            Comment


            • #7
              I think it is mostly about body language. Horses respond to other horses mostly by body language. A lead mare in a heard isn't kicking the crap out of all the other horses everyday. But, she IS letting them know through her body language that she CAN and WILL if pushed.

              I am only 5'2" and barely 110lbs. I can look a 17 hand horse square in the eye and let them know if they want to kick me they better hit me square on, because if they do, and I am able to get up it is not going to turn out very well for them.

              I am always surprised how much internal attitude and body language play a role in working with these big beautiful creatures.

              Comment


              • #8
                Originally posted by acking01 View Post
                I have been struggling with this concept a lot lately. I have a very dominant BOSS mare who is the herd leader in her field. I used to basically let her dictate the ride as long as she was giving me some decent work w/out her typical drama. Recently I've realized that this is my horse and the only one I'm going to have for quite some time and I need to make it work. I've stepped up the work load and have been riding her 4x a week for an hour or more.

                At first I thought she'd resent me and become sour because my role to her was basically Passenger and Treat Dispenser. Truthfully, she is coming along by leaps and bounds and when I went to retrieve her from the field last night she actually nickered and came trotting to me!! I think maybe she was looking for leadership all along.
                Yes, exactly

                I think this is *especially* important when it comes to mares!!
                "Hope is a good thing, maybe the best of things, and no good thing ever dies."

                "It's supposed to be hard...the hard is what makes it great!" (Jimmy Dugan, "A League of Their Own")

                Comment


                • #9
                  A very timely thread for me!

                  Just got my new guy in November - and even though we had a very successful first show this past weekend - I suddenly realized this week (duh!), that I need to be more assertive.

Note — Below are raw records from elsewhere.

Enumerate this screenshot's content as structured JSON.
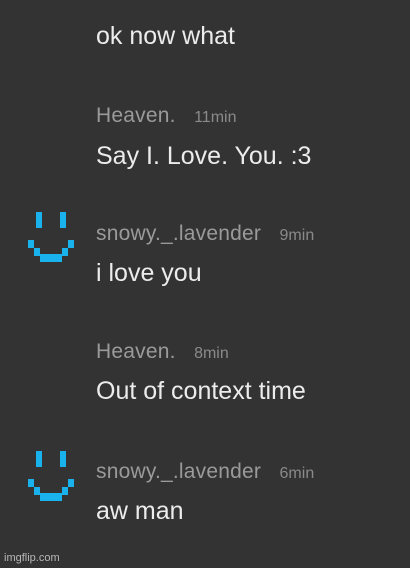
{
  "messages": [
    {
      "author": "",
      "time": "",
      "text": "ok now what"
    },
    {
      "author": "Heaven.",
      "time": "11min",
      "text": "Say I. Love. You. :3"
    },
    {
      "author": "snowy._.lavender",
      "time": "9min",
      "text": "i love you",
      "avatar": "pixel-smiley-icon"
    },
    {
      "author": "Heaven.",
      "time": "8min",
      "text": "Out of context time"
    },
    {
      "author": "snowy._.lavender",
      "time": "6min",
      "text": "aw man",
      "avatar": "pixel-smiley-icon"
    }
  ],
  "colors": {
    "background": "#333333",
    "avatar": "#1ab2ec"
  },
  "watermark": "imgflip.com"
}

He needs a leader and I need to step it up. He has lots of potential and is looking for me to show him the way!
                  http://fromdressagehorsetocowpony.blogspot.com/

                  "I am still under the impression that there is nothing alive quite so beautiful as a thoroughbred horse." -- John Galsworthy

                  Comment

                  Working...
                  X